RDK line includes a basic kit, a line-sensor kit and a remote control kit.
Functions and operations
The kits are each geared towards a different specialty, and each
has downloadable assembly instructions and a demo project that make it easy to
get a robot up and running quickly. The Basic Robotic Kit provides the
components needed to build a simple autonomous robot. The Line Sensor kit can autonomously
follow a line, and the Remote Control Kit provides the components need to build
a wired remote control robot using an Ethernet cable.
Tools in the kit
Each kit pairs Digilent's Cerebot 32MX4 microcontroller development board with a rugged steel
platform and all the motors, wheels, sensors and development software needed to
build a complete robot. Also, Digilent has a diverse line of peripheral modules
(Pmods) to implement basic experiments to more advanced systems designs.
Microcontroller Development Board
Cerebot 32MX4 features one of the Microchip PIC32 microcontrollers. The PIC32 provides
a 32-bit MIPS processor core operating at 80 MHz, 512 kbyte of program FLASH
and 32 kbytes of RAM memory and numerous peripheral devices, including a USB
controller and timer/counters. The board has numerous I/O connectors and power
supply options, including USB power. It also has a built-in programming and
debug circuit compatible with the included Microchip MPLAB development

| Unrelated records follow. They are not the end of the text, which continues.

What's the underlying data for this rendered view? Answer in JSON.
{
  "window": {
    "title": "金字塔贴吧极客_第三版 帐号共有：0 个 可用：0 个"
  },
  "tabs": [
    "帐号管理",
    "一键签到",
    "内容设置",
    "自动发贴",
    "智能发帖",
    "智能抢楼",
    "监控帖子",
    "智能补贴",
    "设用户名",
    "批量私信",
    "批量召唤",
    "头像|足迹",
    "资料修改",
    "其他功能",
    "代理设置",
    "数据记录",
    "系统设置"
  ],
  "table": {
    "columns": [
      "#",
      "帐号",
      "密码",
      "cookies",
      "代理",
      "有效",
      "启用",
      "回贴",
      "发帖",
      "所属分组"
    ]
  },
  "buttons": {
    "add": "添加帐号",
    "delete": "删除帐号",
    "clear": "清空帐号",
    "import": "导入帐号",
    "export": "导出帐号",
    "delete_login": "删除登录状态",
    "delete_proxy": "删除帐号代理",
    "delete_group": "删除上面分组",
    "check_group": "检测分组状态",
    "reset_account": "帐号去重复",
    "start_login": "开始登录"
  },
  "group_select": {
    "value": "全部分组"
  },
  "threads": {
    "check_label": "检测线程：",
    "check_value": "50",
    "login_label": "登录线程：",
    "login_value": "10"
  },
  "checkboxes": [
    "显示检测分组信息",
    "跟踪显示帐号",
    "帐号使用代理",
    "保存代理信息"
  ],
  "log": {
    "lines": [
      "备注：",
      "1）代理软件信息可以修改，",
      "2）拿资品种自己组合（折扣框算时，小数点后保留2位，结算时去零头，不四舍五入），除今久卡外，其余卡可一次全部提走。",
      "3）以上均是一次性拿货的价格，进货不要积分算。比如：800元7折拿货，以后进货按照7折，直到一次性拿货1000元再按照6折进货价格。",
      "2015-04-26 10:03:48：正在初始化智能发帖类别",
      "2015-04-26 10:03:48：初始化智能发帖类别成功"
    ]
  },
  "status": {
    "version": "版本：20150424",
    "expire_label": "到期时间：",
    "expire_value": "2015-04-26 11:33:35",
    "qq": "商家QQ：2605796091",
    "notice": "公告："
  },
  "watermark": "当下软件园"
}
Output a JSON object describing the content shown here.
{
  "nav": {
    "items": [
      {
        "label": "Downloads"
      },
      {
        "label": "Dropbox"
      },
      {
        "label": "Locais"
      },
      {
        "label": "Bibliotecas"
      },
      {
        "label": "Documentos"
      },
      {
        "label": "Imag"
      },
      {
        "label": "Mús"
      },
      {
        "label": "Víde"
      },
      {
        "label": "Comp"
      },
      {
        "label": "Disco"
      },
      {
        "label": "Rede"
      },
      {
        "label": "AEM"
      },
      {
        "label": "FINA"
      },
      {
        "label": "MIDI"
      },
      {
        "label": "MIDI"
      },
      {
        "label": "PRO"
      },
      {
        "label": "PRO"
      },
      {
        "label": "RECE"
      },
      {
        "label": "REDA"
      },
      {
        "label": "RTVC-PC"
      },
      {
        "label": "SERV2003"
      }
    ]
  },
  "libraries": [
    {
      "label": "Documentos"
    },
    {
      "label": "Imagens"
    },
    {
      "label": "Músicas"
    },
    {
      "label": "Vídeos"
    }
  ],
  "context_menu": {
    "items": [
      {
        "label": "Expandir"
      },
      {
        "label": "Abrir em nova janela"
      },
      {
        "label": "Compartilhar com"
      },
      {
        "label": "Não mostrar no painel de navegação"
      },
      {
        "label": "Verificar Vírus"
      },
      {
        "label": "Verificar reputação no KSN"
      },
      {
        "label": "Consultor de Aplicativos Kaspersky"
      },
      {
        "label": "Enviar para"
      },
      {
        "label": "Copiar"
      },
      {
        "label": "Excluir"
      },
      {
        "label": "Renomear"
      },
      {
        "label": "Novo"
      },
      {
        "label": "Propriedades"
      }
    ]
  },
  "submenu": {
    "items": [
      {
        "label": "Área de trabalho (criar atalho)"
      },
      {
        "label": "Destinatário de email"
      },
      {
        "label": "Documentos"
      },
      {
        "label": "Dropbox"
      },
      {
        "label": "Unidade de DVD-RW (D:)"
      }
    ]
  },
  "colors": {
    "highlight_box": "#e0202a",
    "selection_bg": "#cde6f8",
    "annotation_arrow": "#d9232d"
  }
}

For industrial control applications, or even a simple assembly line, that machine can go almost 24/7 without a break. But what happens when the task is a little more complex? That’s where the “smart” machine would come in. The smart machine is one that has some simple (or complex in some cases) processing capability to be able to adapt to changing conditions. Such machines are suited for a host of applications, including automotive, aerospace, defense, medical, computers and electronics, telecommunications, consumer goods, and so on. This discussion will examine what’s possible with smart machines, and what tradeoffs need to be made to implement such a solution.